Dimitrov: I ask: What did the Minister of the Interior do on February 28 and 29 or during the following days in order to establish through a police investigation van der Lubbe's moves frorn Berlin to Hennigsdorf, his stay at the Hermigslorf asylum, his getting acquainted there with two other persons, so as to discover in this way his real accomplices? What did your police do?
Goering: As Minister I, of course, did not go after the traces like a detective, for I have my police for this job.
Dimitrov: After you, as Prime Minister and Minister of the Interior, had declared that the incendiaries were Communists, that the German Communist Party had committed the crime with the aid of van der Lubbe as a foreign Communist, did this declaration on your part not serve to direct the police inquiry and afterwards - the Court investigations in a certain direction, excluding the possibility of looking for other ways and means of finding the true incendiaries of the Reichstag?
Goering: First of all, the law prescribes to the criminal police to make its investigations in all criminal cases along all lines, regardless of where they may lead to, and wherever there are traces. However, I personally am not an official of the criminal police but a responsible Minister, and that is why it was not so important for me to find the particular petty criminal, but the Party, the outlook on life which was responsible for it all. The criminal police will investigate all traces, be sure of it. I had only to establish: was this a crime beyond the political sphere or was it political in character. For me it was a political crime and I was also convinced that the criminals had to be looked for in your (to Dimitrov) Party (Shakes his fists at Dimitrov and shouts). Your Party is a Party of criminals, which must be destroyed! And if the hearing of the Court has been influenced in this sense, it has set out on the right track.
Dimitrov: Is it known to the Prime Minister that the Party, which 'has to be destroyed,' rules over one sixth of the globe, namely in the Soviet Union, and that this Soviet Union maintains diplomatic, political and economic relations with Germany and that hundreds of thousands of German workers benefit from its economic orders?
President (to Dimitrov): I forbid you to make Communist propaganda here.
Dimitrov: Mr. Goering is making National Socialist propaganda here! (After that he turns to Goering). This Communist outlook on life prevails in the Soviet Union, the largest and best country in the world, and here, in Germany, it has millions of followers among the best sons of the German people. Is this known...

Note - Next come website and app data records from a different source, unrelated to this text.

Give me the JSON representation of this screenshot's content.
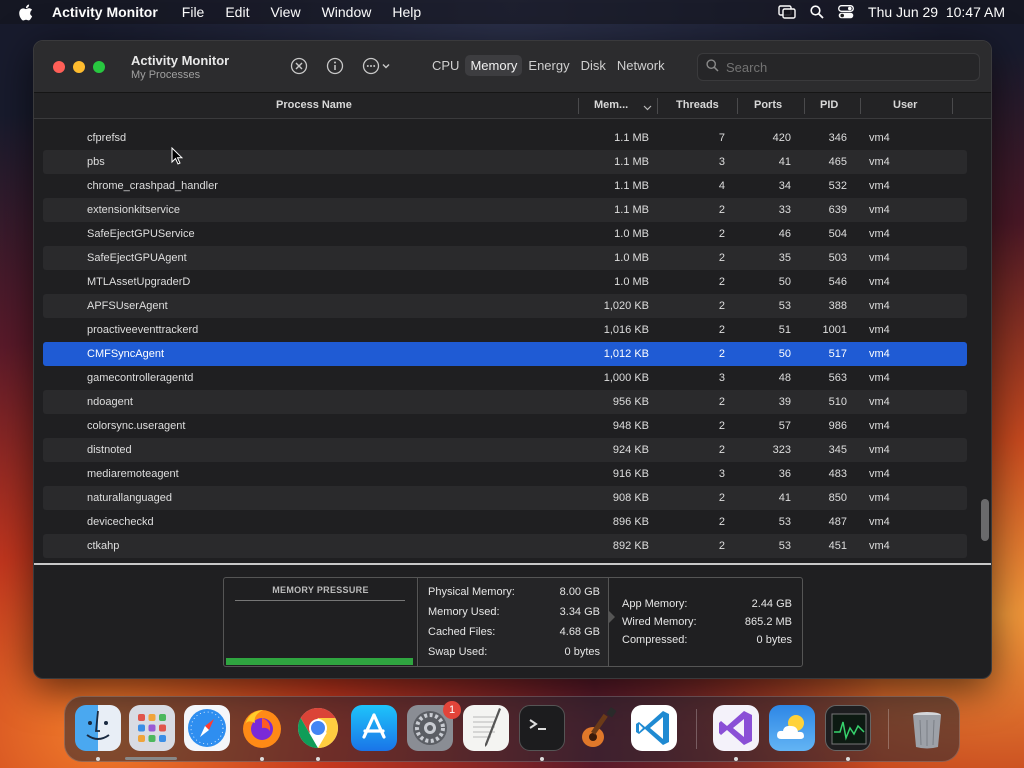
{
  "menubar": {
    "app_name": "Activity Monitor",
    "items": [
      "File",
      "Edit",
      "View",
      "Window",
      "Help"
    ],
    "clock": "Thu Jun 29  10:47 AM"
  },
  "window": {
    "title": "Activity Monitor",
    "subtitle": "My Processes",
    "tabs": [
      "CPU",
      "Memory",
      "Energy",
      "Disk",
      "Network"
    ],
    "active_tab": "Memory",
    "search_placeholder": "Search"
  },
  "columns": {
    "name": "Process Name",
    "memory": "Mem...",
    "threads": "Threads",
    "ports": "Ports",
    "pid": "PID",
    "user": "User"
  },
  "rows": [
    {
      "name": "cfprefsd",
      "memory": "1.1 MB",
      "threads": "7",
      "ports": "420",
      "pid": "346",
      "user": "vm4"
    },
    {
      "name": "pbs",
      "memory": "1.1 MB",
      "threads": "3",
      "ports": "41",
      "pid": "465",
      "user": "vm4"
    },
    {
      "name": "chrome_crashpad_handler",
      "memory": "1.1 MB",
      "threads": "4",
      "ports": "34",
      "pid": "532",
      "user": "vm4"
    },
    {
      "name": "extensionkitservice",
      "memory": "1.1 MB",
      "threads": "2",
      "ports": "33",
      "pid": "639",
      "user": "vm4"
    },
    {
      "name": "SafeEjectGPUService",
      "memory": "1.0 MB",
      "threads": "2",
      "ports": "46",
      "pid": "504",
      "user": "vm4"
    },
    {
      "name": "SafeEjectGPUAgent",
      "memory": "1.0 MB",
      "threads": "2",
      "ports": "35",
      "pid": "503",
      "user": "vm4"
    },
    {
      "name": "MTLAssetUpgraderD",
      "memory": "1.0 MB",
      "threads": "2",
      "ports": "50",
      "pid": "546",
      "user": "vm4"
    },
    {
      "name": "APFSUserAgent",
      "memory": "1,020 KB",
      "threads": "2",
      "ports": "53",
      "pid": "388",
      "user": "vm4"
    },
    {
      "name": "proactiveeventtrackerd",
      "memory": "1,016 KB",
      "threads": "2",
      "ports": "51",
      "pid": "1001",
      "user": "vm4"
    },
    {
      "name": "CMFSyncAgent",
      "memory": "1,012 KB",
      "threads": "2",
      "ports": "50",
      "pid": "517",
      "user": "vm4",
      "selected": true
    },
    {
      "name": "gamecontrolleragentd",
      "memory": "1,000 KB",
      "threads": "3",
      "ports": "48",
      "pid": "563",
      "user": "vm4"
    },
    {
      "name": "ndoagent",
      "memory": "956 KB",
      "threads": "2",
      "ports": "39",
      "pid": "510",
      "user": "vm4"
    },
    {
      "name": "colorsync.useragent",
      "memory": "948 KB",
      "threads": "2",
      "ports": "57",
      "pid": "986",
      "user": "vm4"
    },
    {
      "name": "distnoted",
      "memory": "924 KB",
      "threads": "2",
      "ports": "323",
      "pid": "345",
      "user": "vm4"
    },
    {
      "name": "mediaremoteagent",
      "memory": "916 KB",
      "threads": "3",
      "ports": "36",
      "pid": "483",
      "user": "vm4"
    },
    {
      "name": "naturallanguaged",
      "memory": "908 KB",
      "threads": "2",
      "ports": "41",
      "pid": "850",
      "user": "vm4"
    },
    {
      "name": "devicecheckd",
      "memory": "896 KB",
      "threads": "2",
      "ports": "53",
      "pid": "487",
      "user": "vm4"
    },
    {
      "name": "ctkahp",
      "memory": "892 KB",
      "threads": "2",
      "ports": "53",
      "pid": "451",
      "user": "vm4"
    }
  ],
  "stats": {
    "pressure_label": "MEMORY PRESSURE",
    "pressure_level": 1.0,
    "pressure_color": "#2fa540",
    "physical": [
      {
        "label": "Physical Memory:",
        "value": "8.00 GB"
      },
      {
        "label": "Memory Used:",
        "value": "3.34 GB"
      },
      {
        "label": "Cached Files:",
        "value": "4.68 GB"
      },
      {
        "label": "Swap Used:",
        "value": "0 bytes"
      }
    ],
    "breakdown": [
      {
        "label": "App Memory:",
        "value": "2.44 GB"
      },
      {
        "label": "Wired Memory:",
        "value": "865.2 MB"
      },
      {
        "label": "Compressed:",
        "value": "0 bytes"
      }
    ]
  },
  "dock": {
    "apps": [
      "Finder",
      "Launchpad",
      "Safari",
      "Firefox",
      "Chrome",
      "App Store",
      "System Settings",
      "TextEdit",
      "Terminal",
      "GarageBand",
      "Visual Studio Code",
      "Visual Studio",
      "Weather",
      "Activity Monitor",
      "Trash"
    ],
    "settings_badge": "1"
  },
  "colors": {
    "selection": "#1f5bd4",
    "window_bg": "#1f1f21"
  }
}
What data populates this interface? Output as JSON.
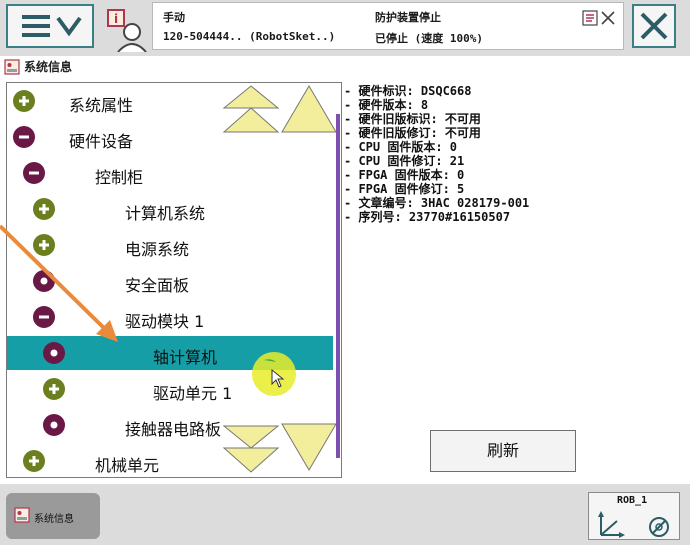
{
  "status": {
    "mode": "手动",
    "controller": "120-504444.. (RobotSket..)",
    "safety": "防护装置停止",
    "state": "已停止 (速度 100%)"
  },
  "app_title": "系统信息",
  "tree": {
    "items": [
      {
        "label": "系统属性",
        "node": "plus"
      },
      {
        "label": "硬件设备",
        "node": "minus"
      },
      {
        "label": "控制柜",
        "node": "minus"
      },
      {
        "label": "计算机系统",
        "node": "plus"
      },
      {
        "label": "电源系统",
        "node": "plus"
      },
      {
        "label": "安全面板",
        "node": "leaf"
      },
      {
        "label": "驱动模块 1",
        "node": "minus"
      },
      {
        "label": "轴计算机",
        "node": "leaf",
        "selected": true
      },
      {
        "label": "驱动单元 1",
        "node": "plus"
      },
      {
        "label": "接触器电路板",
        "node": "leaf"
      },
      {
        "label": "机械单元",
        "node": "plus"
      }
    ]
  },
  "info": {
    "lines": [
      "- 硬件标识: DSQC668",
      "- 硬件版本: 8",
      "- 硬件旧版标识: 不可用",
      "- 硬件旧版修订: 不可用",
      "- CPU 固件版本: 0",
      "- CPU 固件修订: 21",
      "- FPGA 固件版本: 0",
      "- FPGA 固件修订: 5",
      "- 文章编号: 3HAC 028179-001",
      "- 序列号: 23770#16150507"
    ]
  },
  "refresh_label": "刷新",
  "taskbar": {
    "item_label": "系统信息"
  },
  "rob_label": "ROB_1",
  "colors": {
    "accent": "#3a7e86",
    "selection": "#169ea6",
    "node_green": "#6b7f1f",
    "node_maroon": "#6a1846",
    "scroll_arrow": "#f2ee9c",
    "annotation_arrow": "#ea8b3c"
  }
}
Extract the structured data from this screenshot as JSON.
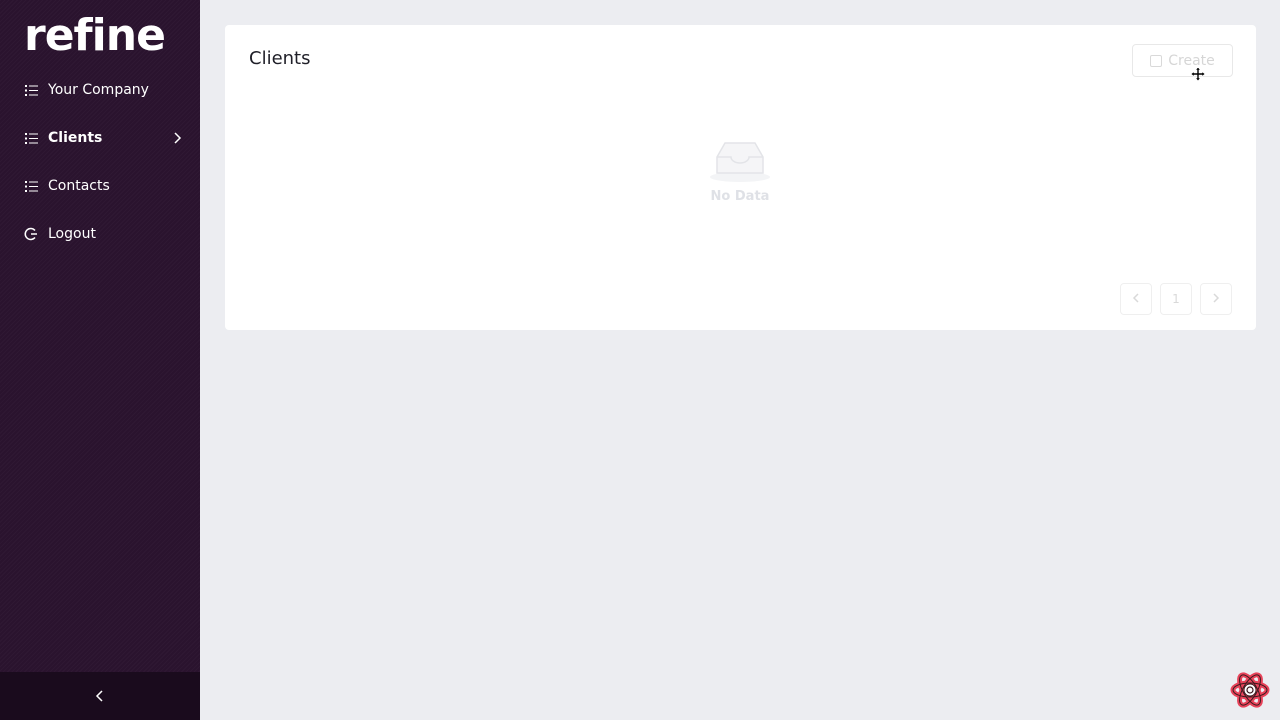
{
  "app": {
    "logo_text": "refine"
  },
  "sidebar": {
    "items": [
      {
        "label": "Your Company",
        "icon": "list-icon"
      },
      {
        "label": "Clients",
        "icon": "list-icon",
        "active": true
      },
      {
        "label": "Contacts",
        "icon": "list-icon"
      },
      {
        "label": "Logout",
        "icon": "logout-icon"
      }
    ],
    "collapse_icon": "chevron-left-icon"
  },
  "main": {
    "title": "Clients",
    "create_label": "Create",
    "empty_label": "No Data",
    "pagination": {
      "current_page": "1"
    }
  },
  "colors": {
    "sidebar_bg": "#2a132e",
    "content_bg": "#ecedf1",
    "card_bg": "#ffffff",
    "devtools_accent": "#e8435a"
  }
}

Goering (yelling loudly): I shall tell you what is known to the German people. the German people know that here you are behaving insolently, that you have come here to set fire to the Reichstag. But I am not here to allow you to question me like a judge and to reprimand me! In my eyes you are a scoundrel who should be hanged.
President: Dimitrov, I have already told you not to make here Communist propaganda. That is why you should not be surprised if the witness is so agitated! I most strictly forbid this propaganda! You can only ask questions referring to the trial.
Dimitrov: I am highly pleased with the reply of the Prime Minister.
President: Whether you are pleased or not is quite immaterial. Now I deprive you of the right to speak.
Dimitrov: I wish to put one more question pertaining to the trial.
President (still more abruptly): Now I deprive you of the right to speak.
Goering (yelling): Go out, scoundrel!
President (to the policemen): Take him out!
Dimitrov (whom the policemen have already seized): You are probably afraid of my questions, Mr. Prime Minister?
Goering (shouting after Dimitrov): Be careful, look out, I shall teach you how to behave, only come out of the courtroom! Scoundrel!